Running uphill works your glutes, quadriceps, hamstrings and calves regardless of whether it's on a treadmill or up stairs. The steeper the incline, the more muscle fibers must contract in each of these muscles, leading to fatigue more quickly. The 45-degree angle of most steps -- which can be even steeper in older stadiums -- puts more stress on the quadriceps and glutes than a standard 3 to 5 percent treadmill incline, as your body must be lifted a considerable distance both forward and up.
Because your large quadriceps and gluteal muscles work harder running up steps than an incline, your heart must pump more blood to give these muscles the additional oxygen they need. An increased heart rate means more blood is flushed through your muscles, making them healthier and stronger. However, at a fast pace and up a 5 percent or greater incline on a treadmill, the heart rate advantage equals out, with even greater inclines or greater speeds leading to higher heart rates than you could normally get running up stairs.
The number of calories burned depends largely on your speed and level of incline. While a 135-pound woman running up stairs for 30 minutes will generally burn about 245 calories, the same woman running at a 5 mph pace up a 1 percent incline for 30 minutes will burn about 262 calories. Adjust the incline to 3 percent, and she's burning 290 calories in 30 minutes, while that number jumps to 316 at a 5 percent incline. At even greater speeds, provided you can manage it for an entire half-hour, the calories burned can skyrocket.

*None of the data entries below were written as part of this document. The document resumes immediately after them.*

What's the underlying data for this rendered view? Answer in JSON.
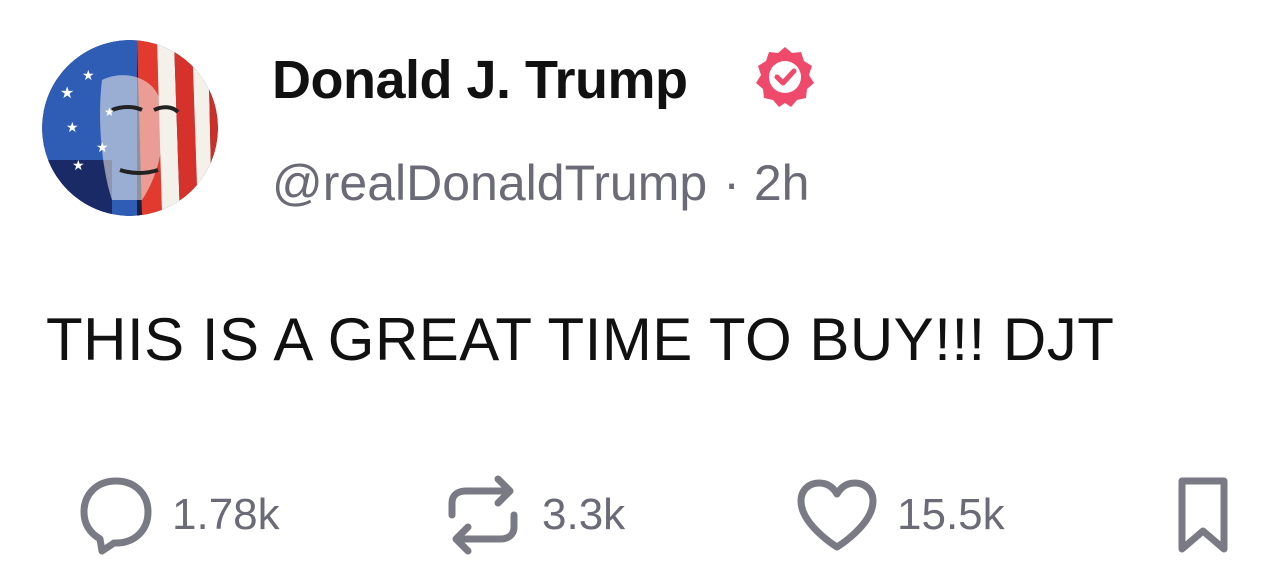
{
  "author": {
    "name": "Donald J. Trump",
    "handle": "@realDonaldTrump",
    "separator": "·",
    "time": "2h",
    "verified_color": "#ef4a6b"
  },
  "post": {
    "text": "THIS IS A GREAT TIME TO BUY!!! DJT"
  },
  "actions": {
    "replies": "1.78k",
    "reposts": "3.3k",
    "likes": "15.5k"
  },
  "colors": {
    "text": "#111111",
    "muted": "#6b6b78",
    "icon": "#7a7a85",
    "verified": "#ef4a6b"
  },
  "icons": {
    "reply": "speech-bubble-icon",
    "repost": "repost-arrows-icon",
    "like": "heart-icon",
    "bookmark": "bookmark-icon",
    "verified": "verified-badge-icon"
  }
}
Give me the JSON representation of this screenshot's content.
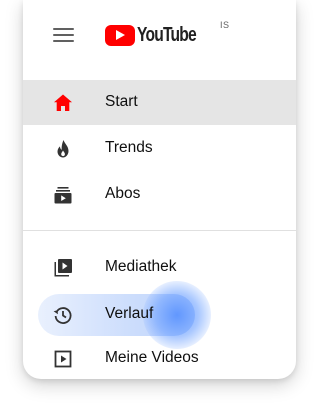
{
  "header": {
    "logo_text": "YouTube",
    "country_code": "IS"
  },
  "nav": {
    "items": [
      {
        "label": "Start",
        "icon": "home-icon",
        "active": true
      },
      {
        "label": "Trends",
        "icon": "flame-icon",
        "active": false
      },
      {
        "label": "Abos",
        "icon": "subscriptions-icon",
        "active": false
      },
      {
        "label": "Mediathek",
        "icon": "library-icon",
        "active": false
      },
      {
        "label": "Verlauf",
        "icon": "history-icon",
        "active": false,
        "hovered": true
      },
      {
        "label": "Meine Videos",
        "icon": "my-videos-icon",
        "active": false
      }
    ]
  },
  "colors": {
    "brand_red": "#ff0000",
    "active_bg": "#e5e5e5",
    "icon_gray": "#606060",
    "text": "#0f0f0f",
    "hover_blue": "#5a8cff"
  }
}
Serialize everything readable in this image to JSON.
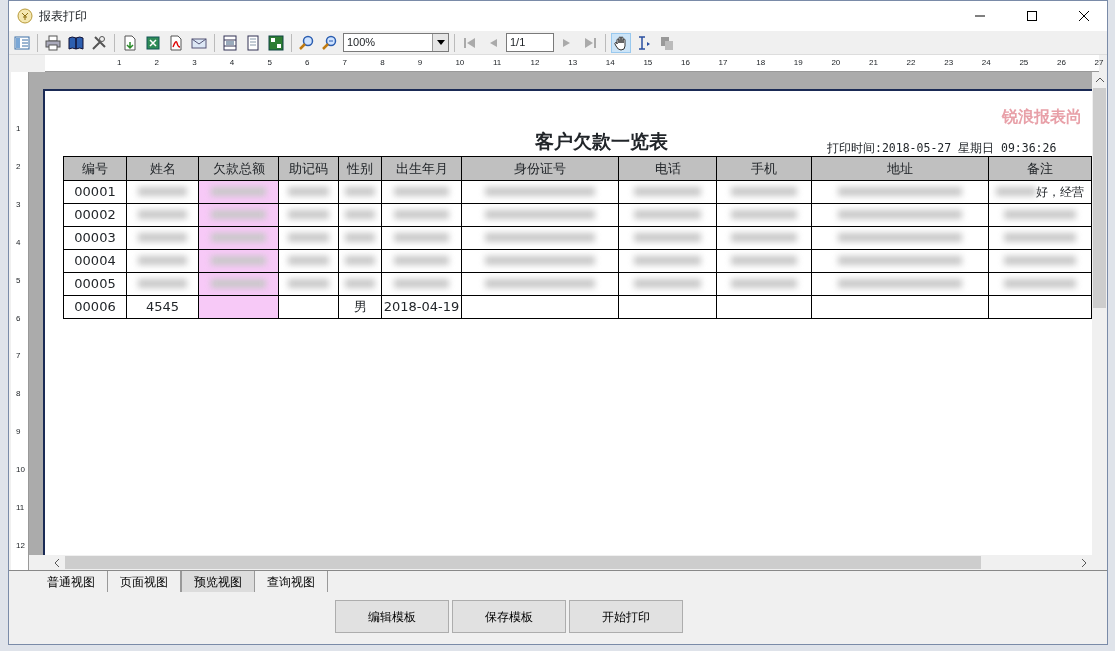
{
  "window": {
    "title": "报表打印"
  },
  "toolbar": {
    "zoom_value": "100%",
    "page_field": "1/1",
    "nav_disabled": true,
    "tools": [
      {
        "selected": true
      },
      {
        "selected": false
      }
    ]
  },
  "ruler": {
    "horizontal": [
      "1",
      "2",
      "3",
      "4",
      "5",
      "6",
      "7",
      "8",
      "9",
      "10",
      "11",
      "12",
      "13",
      "14",
      "15",
      "16",
      "17",
      "18",
      "19",
      "20",
      "21",
      "22",
      "23",
      "24",
      "25",
      "26",
      "27"
    ],
    "vertical": [
      "1",
      "2",
      "3",
      "4",
      "5",
      "6",
      "7",
      "8",
      "9",
      "10",
      "11",
      "12"
    ]
  },
  "report": {
    "stamp": "锐浪报表尚",
    "title": "客户欠款一览表",
    "print_time": "打印时间:2018-05-27 星期日 09:36:26",
    "columns": [
      {
        "label": "编号",
        "highlight": false
      },
      {
        "label": "姓名",
        "highlight": false
      },
      {
        "label": "欠款总额",
        "highlight": true
      },
      {
        "label": "助记码",
        "highlight": false
      },
      {
        "label": "性别",
        "highlight": false
      },
      {
        "label": "出生年月",
        "highlight": false
      },
      {
        "label": "身份证号",
        "highlight": false
      },
      {
        "label": "电话",
        "highlight": false
      },
      {
        "label": "手机",
        "highlight": false
      },
      {
        "label": "地址",
        "highlight": false
      },
      {
        "label": "备注",
        "highlight": false
      }
    ],
    "rows": [
      {
        "cells": [
          "00001",
          "",
          "",
          "",
          "",
          "",
          "",
          "",
          "",
          "",
          "好，经营"
        ],
        "blurred": [
          false,
          true,
          true,
          true,
          true,
          true,
          true,
          true,
          true,
          true,
          true
        ]
      },
      {
        "cells": [
          "00002",
          "",
          "",
          "",
          "",
          "",
          "",
          "",
          "",
          "",
          ""
        ],
        "blurred": [
          false,
          true,
          true,
          true,
          true,
          true,
          true,
          true,
          true,
          true,
          true
        ]
      },
      {
        "cells": [
          "00003",
          "",
          "",
          "",
          "",
          "",
          "",
          "",
          "",
          "",
          ""
        ],
        "blurred": [
          false,
          true,
          true,
          true,
          true,
          true,
          true,
          true,
          true,
          true,
          true
        ]
      },
      {
        "cells": [
          "00004",
          "",
          "",
          "",
          "",
          "",
          "",
          "",
          "",
          "",
          ""
        ],
        "blurred": [
          false,
          true,
          true,
          true,
          true,
          true,
          true,
          true,
          true,
          true,
          true
        ]
      },
      {
        "cells": [
          "00005",
          "",
          "",
          "",
          "",
          "",
          "",
          "",
          "",
          "",
          ""
        ],
        "blurred": [
          false,
          true,
          true,
          true,
          true,
          true,
          true,
          true,
          true,
          true,
          true
        ]
      },
      {
        "cells": [
          "00006",
          "4545",
          "",
          "",
          "男",
          "2018-04-19",
          "",
          "",
          "",
          "",
          ""
        ],
        "blurred": [
          false,
          false,
          false,
          false,
          false,
          false,
          false,
          false,
          false,
          false,
          false
        ]
      }
    ]
  },
  "view_tabs": [
    {
      "label": "普通视图",
      "selected": false
    },
    {
      "label": "页面视图",
      "selected": false
    },
    {
      "label": "预览视图",
      "selected": true
    },
    {
      "label": "查询视图",
      "selected": false
    }
  ],
  "buttons": [
    "编辑模板",
    "保存模板",
    "开始打印"
  ]
}
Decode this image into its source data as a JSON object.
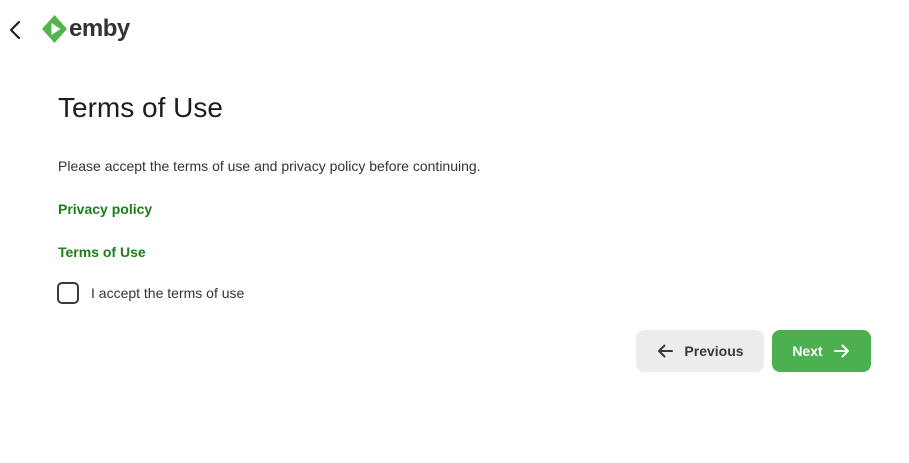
{
  "header": {
    "back_icon": "chevron-left-icon",
    "logo_icon": "emby-logo-icon",
    "logo_text": "emby",
    "brand_color": "#52b54b"
  },
  "main": {
    "title": "Terms of Use",
    "description": "Please accept the terms of use and privacy policy before continuing.",
    "privacy_link": "Privacy policy",
    "terms_link": "Terms of Use",
    "link_color": "#198019",
    "accept_checkbox": {
      "label": "I accept the terms of use",
      "checked": false
    }
  },
  "footer": {
    "previous": {
      "label": "Previous",
      "icon": "arrow-left-icon"
    },
    "next": {
      "label": "Next",
      "icon": "arrow-right-icon",
      "color": "#4caf50"
    }
  }
}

Todd Maternowski began writing in 1996 as one of the co-founders of "The Chicago Criterion." He joined the local online news revolutionaries at Pegasus News in 2006, where he continues to work to this day. He studied religion at the University of Chicago.